Filter the data for lines with the word "email", then copy every line so identified.

> **Collected data**
*** Begin section ***
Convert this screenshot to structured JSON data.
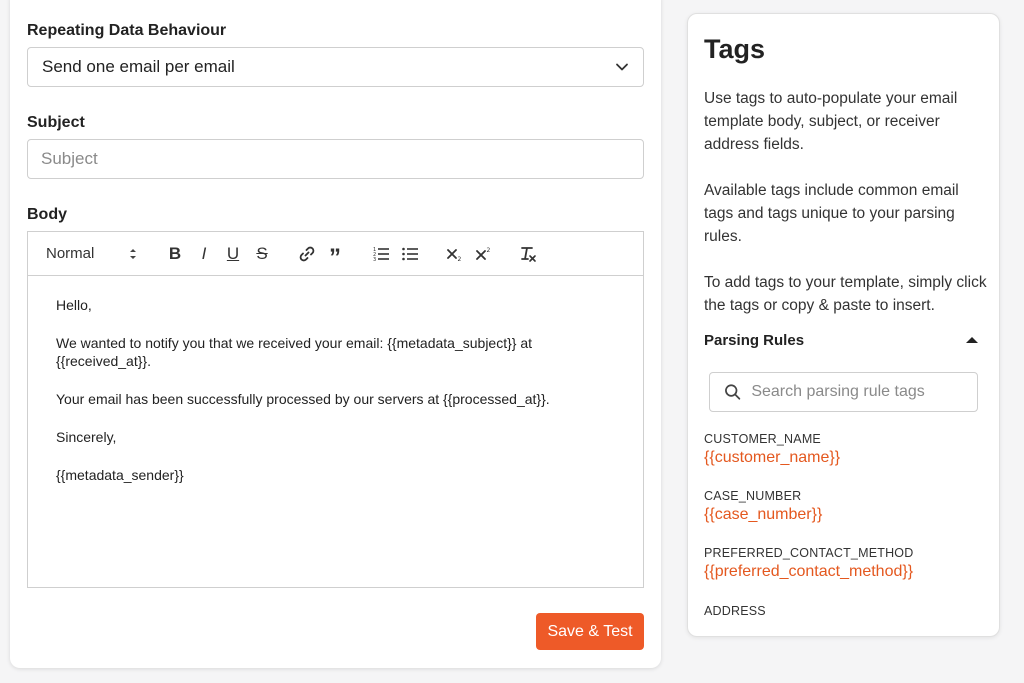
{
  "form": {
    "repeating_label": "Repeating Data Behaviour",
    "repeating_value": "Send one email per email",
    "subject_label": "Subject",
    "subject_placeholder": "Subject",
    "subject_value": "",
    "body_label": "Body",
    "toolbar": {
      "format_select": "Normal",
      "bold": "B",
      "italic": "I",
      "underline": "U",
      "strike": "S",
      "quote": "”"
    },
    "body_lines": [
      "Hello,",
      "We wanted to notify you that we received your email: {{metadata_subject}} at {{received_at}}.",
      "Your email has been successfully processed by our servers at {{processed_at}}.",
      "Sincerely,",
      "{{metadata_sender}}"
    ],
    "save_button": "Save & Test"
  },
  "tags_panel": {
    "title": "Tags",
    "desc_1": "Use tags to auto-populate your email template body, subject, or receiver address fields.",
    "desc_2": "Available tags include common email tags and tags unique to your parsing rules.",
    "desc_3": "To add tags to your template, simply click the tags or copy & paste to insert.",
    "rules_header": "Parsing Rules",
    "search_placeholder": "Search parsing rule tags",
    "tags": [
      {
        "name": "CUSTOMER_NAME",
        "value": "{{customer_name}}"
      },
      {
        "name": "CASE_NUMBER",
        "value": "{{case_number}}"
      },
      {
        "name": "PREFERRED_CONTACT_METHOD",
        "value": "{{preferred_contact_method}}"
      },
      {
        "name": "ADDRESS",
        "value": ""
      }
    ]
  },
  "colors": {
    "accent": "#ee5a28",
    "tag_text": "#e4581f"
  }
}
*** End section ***
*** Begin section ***
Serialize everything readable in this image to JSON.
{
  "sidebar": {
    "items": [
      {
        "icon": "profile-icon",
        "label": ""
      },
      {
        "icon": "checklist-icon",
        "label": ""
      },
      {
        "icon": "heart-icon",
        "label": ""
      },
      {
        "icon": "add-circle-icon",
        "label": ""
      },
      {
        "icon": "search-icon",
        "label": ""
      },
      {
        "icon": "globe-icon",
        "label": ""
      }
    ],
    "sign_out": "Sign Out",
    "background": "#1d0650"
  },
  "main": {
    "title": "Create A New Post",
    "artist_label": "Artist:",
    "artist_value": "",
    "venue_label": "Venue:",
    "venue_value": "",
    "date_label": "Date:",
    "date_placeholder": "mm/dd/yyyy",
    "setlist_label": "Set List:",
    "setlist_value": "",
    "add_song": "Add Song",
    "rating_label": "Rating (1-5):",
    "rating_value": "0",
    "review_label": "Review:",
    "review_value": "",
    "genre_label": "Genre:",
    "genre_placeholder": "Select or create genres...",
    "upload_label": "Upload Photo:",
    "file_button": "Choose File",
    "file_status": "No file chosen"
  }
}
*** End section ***
> **EXERCISE RESULT**
    "repeating_value": "Send one email per email",
      "We wanted to notify you that we received your email: {{metadata_subject}} at {{received_at}}.",
      "Your email has been successfully processed by our servers at {{processed_at}}.",
    "desc_1": "Use tags to auto-populate your email template body, subject, or receiver address fields.",
    "desc_2": "Available tags include common email tags and tags unique to your parsing rules.",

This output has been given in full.